That second part being the actual deployment/bringup of Cloud Foundation and establishing the management cluster.

The prerequisites for this part are slightly more demanding. In what could be a frustrating move, I’m going to insist that you go out and search for these yourself. Or just deploy Cloud Builder and check out the extensive list you get when you attempt a bringup. The three that concern me most are;

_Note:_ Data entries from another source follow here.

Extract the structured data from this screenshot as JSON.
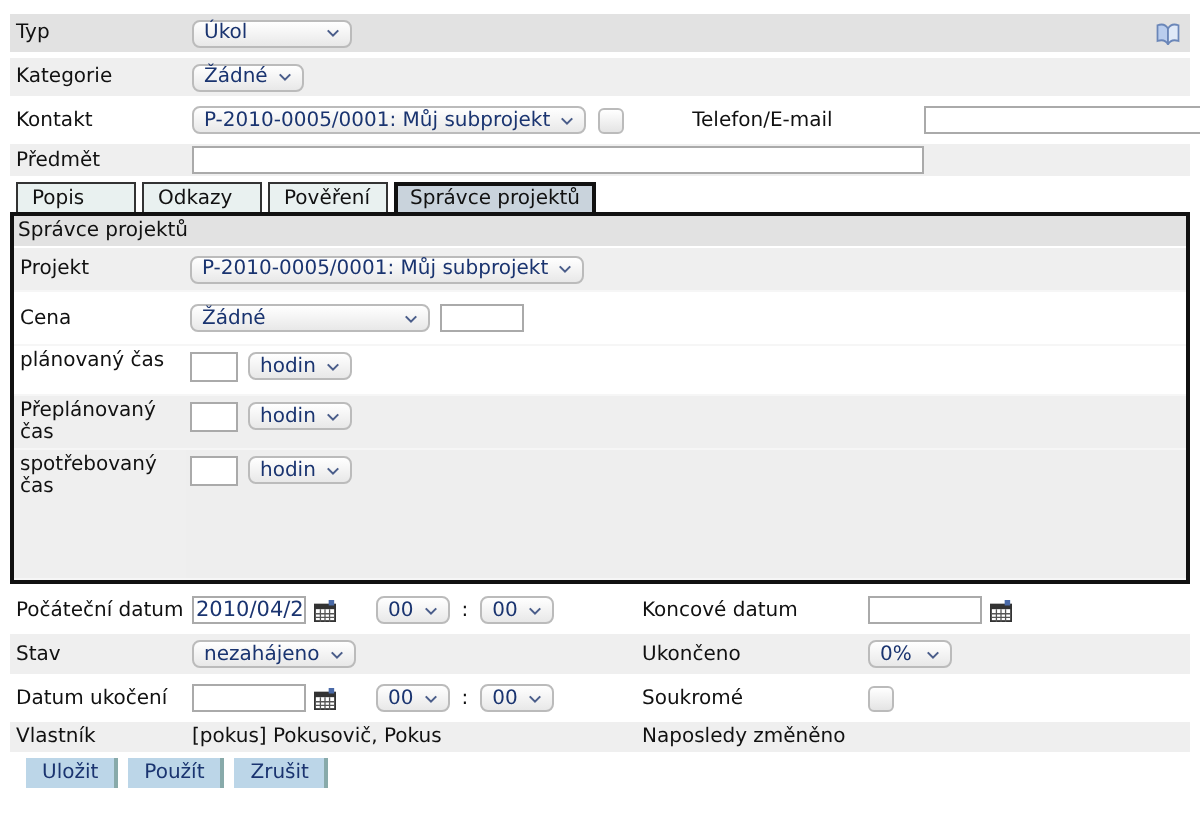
{
  "top": {
    "type": {
      "label": "Typ",
      "value": "Úkol"
    },
    "category": {
      "label": "Kategorie",
      "value": "Žádné"
    },
    "contact": {
      "label": "Kontakt",
      "value": "P-2010-0005/0001: Můj subprojekt",
      "checked": false,
      "phone_label": "Telefon/E-mail"
    },
    "subject": {
      "label": "Předmět"
    }
  },
  "tabs": [
    {
      "label": "Popis",
      "selected": false
    },
    {
      "label": "Odkazy",
      "selected": false
    },
    {
      "label": "Pověření",
      "selected": false
    },
    {
      "label": "Správce projektů",
      "selected": true
    }
  ],
  "panel": {
    "title": "Správce projektů",
    "rows": [
      {
        "kind": "select",
        "label": "Projekt",
        "value": "P-2010-0005/0001: Můj subprojekt"
      },
      {
        "kind": "price",
        "label": "Cena",
        "value": "Žádné"
      },
      {
        "kind": "time",
        "label": "plánovaný čas",
        "unit": "hodin"
      },
      {
        "kind": "time",
        "label": "Přeplánovaný čas",
        "unit": "hodin"
      },
      {
        "kind": "time",
        "label": "spotřebovaný čas",
        "unit": "hodin"
      }
    ]
  },
  "bottom": [
    {
      "left": {
        "kind": "datetime",
        "label": "Počáteční datum",
        "value": "2010/04/2",
        "hour": "00",
        "minute": "00",
        "sep": ":"
      },
      "right": {
        "kind": "date",
        "label": "Koncové datum"
      }
    },
    {
      "left": {
        "kind": "select",
        "label": "Stav",
        "value": "nezahájeno"
      },
      "right": {
        "kind": "select",
        "label": "Ukončeno",
        "value": "0%"
      }
    },
    {
      "left": {
        "kind": "datetime",
        "label": "Datum ukočení",
        "hour": "00",
        "minute": "00",
        "sep": ":"
      },
      "right": {
        "kind": "checkbox",
        "label": "Soukromé",
        "checked": false
      }
    },
    {
      "left": {
        "kind": "text",
        "label": "Vlastník",
        "value": "[pokus] Pokusovič, Pokus"
      },
      "right": {
        "kind": "text",
        "label": "Naposledy změněno"
      }
    }
  ],
  "buttons": [
    "Uložit",
    "Použít",
    "Zrušit"
  ]
}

  1. Make sure you have end to end jumbo frames configured (MTU of 9000). VMware don’t specifically recommend this on all VLANs, but I usually go jumbo everywhere to save me time and potential troubleshooting headaches later.
  2. Enable and configure BGP on your top of rack switches. In 3.9.1, we’re going with BGP right from the start with something VMware is calling “Application Virtual Networks” (AVNs). Or to everyone else, NSX-V logical switches. Two of these will be configured from day 1, so we’ll need to set up BGP peers on the ToRs and make sure the network is set up to route to the subnets for the AVNs (in the case where you’re not running dynamic routing everywhere). 
  3. DHCP for VXLAN VTEPs. I don’t have DHCP readily available in the lab, so this has been a pain for me since the first VCF on VxRail deployment. I end up deploying pfsense onto the management cluster, configuring it and then shutting it down and removing it from inventory. Once the Cloud Foundation bringup validation is complete and bringup is running, I hop back into vCenter and add the VM to inventory and power it up. That’s shown in the video below. Reason being that if any unknown VMs are running while bringup validation is running, it seems to make it fail. 

Everything else is taken care of. I’ve configured all the DNS records and ensured the cluster nodes are healthy in vCenter.

A word of caution before continuing. Be sure, very sure, that your deployment parameter excel spreadsheet is correctly completed. Make sure all the IP addresses and FQDNs you’ve entered are correct and everything is set up in DNS and forward & reverse lookups are perfect. The bringup validation won’t necessarily catch all errors and if bringup kicks off or gets half way through and then fails due to an incorrect IP address, you’re going to be resetting your VxRail and starting from scratch. Ask me how I know…

Having a look at the Planning & Preparation guide is probably a wise choice before we go kicking off any bringups.

On with part 2 and getting the management domain up and running.

In the above video, you’ll see the bringup failed while validating BGP. When Cloud Builder deploys the NSX edge service gateways for the AVN subnets, it doesn’t specify default gateways. So no traffic can get out of the two AVN NSX segments. Digging through the planning & prep guide, I can’t see any specific requirement for what I’ve done. That being to enable default-originate within the BGP neighbor config for each of the four peerings to the ESGs. That way, a default route is advertised to the ESGs and everybody is happy. Maybe this is environment specific, maybe it’s an omission from the guide. Either way, works for me in my lab!

That’s it for now. Next up, I’ll be adding a workload domain.

Leave a Reply

Your email address will not be published. Required fields are marked *